Open access

Ciro José Brito, Bianca Miarka, Alfonso López Díaz de Durana and David H. Fukuda

Abstract

Previous studies indicate positive home advantage in judo; however, the factors that influence home advantage have yet to be fully explored. This study investigated the potential differences in technical-tactical variables between home and visiting athletes. A total of 1411 video recorded matches were analyzed (123 home, 1288 away) from 36 international judo competitions contested in 2011-12. The matches were analyzed by the following criteria: combat phases (approach, gripping, attack, defense, groundwork and pause), penalties (by the athlete or the opponent) and the types of attacks (with or without a score). Elite judo athletes competing in their home country attacked more frequently using trunk/leg couple techniques (p < 0.011) and scored more frequently with arm/leg couple techniques (p < 0.001), while visiting judo athletes received fewer scores from penalties (p < 0.001) and engaged in more frequent pauses during competition (p < 0.01). The results of this study provide an outline of technical-tactical differences that may contribute to home advantage in judo.

Open access

Bianca Miarka, Ciro José Brito, John Amtmann, Cláudio Córdova, Fabio dal Bello and Suzi Camey

Abstract

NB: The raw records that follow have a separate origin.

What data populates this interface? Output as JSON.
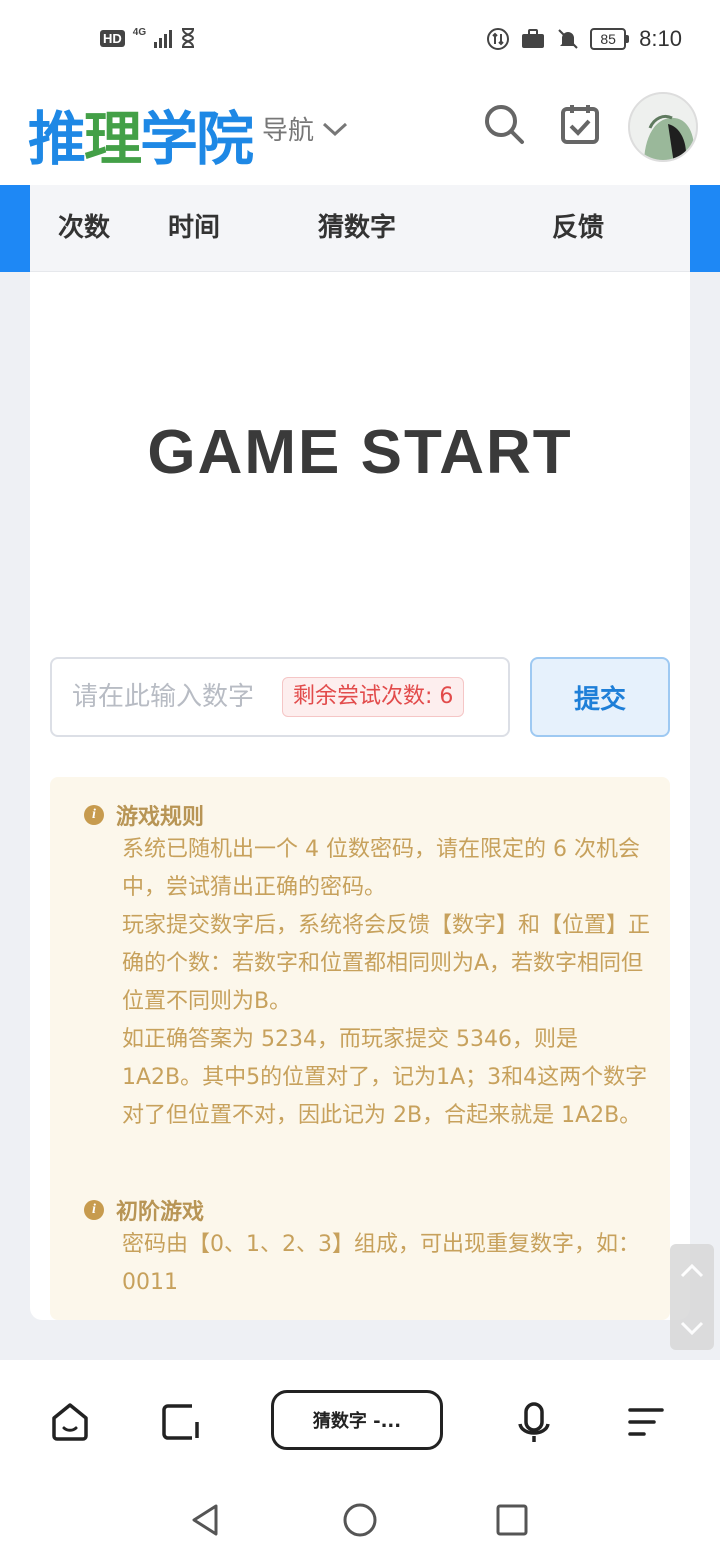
{
  "status_bar": {
    "hd": "HD",
    "network": "4G",
    "battery": "85",
    "time": "8:10"
  },
  "header": {
    "logo_chars": [
      "推",
      "理",
      "学",
      "院"
    ],
    "nav_label": "导航"
  },
  "table_header": {
    "columns": [
      "次数",
      "时间",
      "猜数字",
      "反馈"
    ]
  },
  "game": {
    "banner": "GAME START",
    "input_placeholder": "请在此输入数字",
    "remaining_label": "剩余尝试次数: 6",
    "submit_label": "提交"
  },
  "rules": {
    "section1_title": "游戏规则",
    "section1_paragraphs": [
      "系统已随机出一个 4 位数密码，请在限定的 6 次机会中，尝试猜出正确的密码。",
      "玩家提交数字后，系统将会反馈【数字】和【位置】正确的个数：若数字和位置都相同则为A，若数字相同但位置不同则为B。",
      "如正确答案为 5234，而玩家提交 5346，则是 1A2B。其中5的位置对了，记为1A；3和4这两个数字对了但位置不对，因此记为 2B，合起来就是 1A2B。"
    ],
    "section2_title": "初阶游戏",
    "section2_paragraph": "密码由【0、1、2、3】组成，可出现重复数字，如：0011"
  },
  "browser_bar": {
    "tab_label": "猜数字 -..."
  }
}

The present study aimed to compare pacing and decision making of athletes competing in judo, with particular attention paid to effort-pause ratios occurring in the championship phases of the Olympic Games and non-Olympic Games. The sample was composed of 53,403 sequential actions analyzed during 611 performances of the non-Olympic Games (eliminatory n = 330, quarterfinals n = 60, semi-final n = 88, repechage n = 21, third place playoff n = 26, and final n = 79) and 163 from the Olympic Games (eliminatory n = 71, quarterfinals n = 13, semi-final n = 26, repechage n = 20, third place playoff n = 24, and final n = 14). The analysis of effort-pause ratios included separating bouts into states of approach, gripping, attack, groundwork and pause, according to frequency and time. A Markov multi-state model and analysis of variance were applied (p ≤ 0.05). Approach time presented differences of the eliminatory Olympic Games (7.3 ± 3.2 s) versus final non-Olympic Games (6.0 ± 2.2s), and the third place playoff Olympic Games (8.1 ± 2.3 s) versus semi-final (6.2 ± 2.4 s) and third place playoff (5.9 ± 2.1 s) of the non-Olympic Games, and the semi-final Olympic Games (8.6 ± 2.3 s) versus eliminatory (6.5 ± 2.3 s), quarter-finals (6.5 ± 1.7 s), semi-final (6.2 ± 2.4 s), repechage (6.2 ± 2.2 s), third place playoff (5.9 ± 2.1 s), and final (6.0 ± 2.0 s) of the non-Olympic Games. Pause time presented differences of the semi-final Olympic Games (6.8 ± 2.1 s) versus eliminatory (5.1 ± 3.1 s). The present data suggest a focus on pacing strategy during championship phases, which mimic the requirements of judo combats.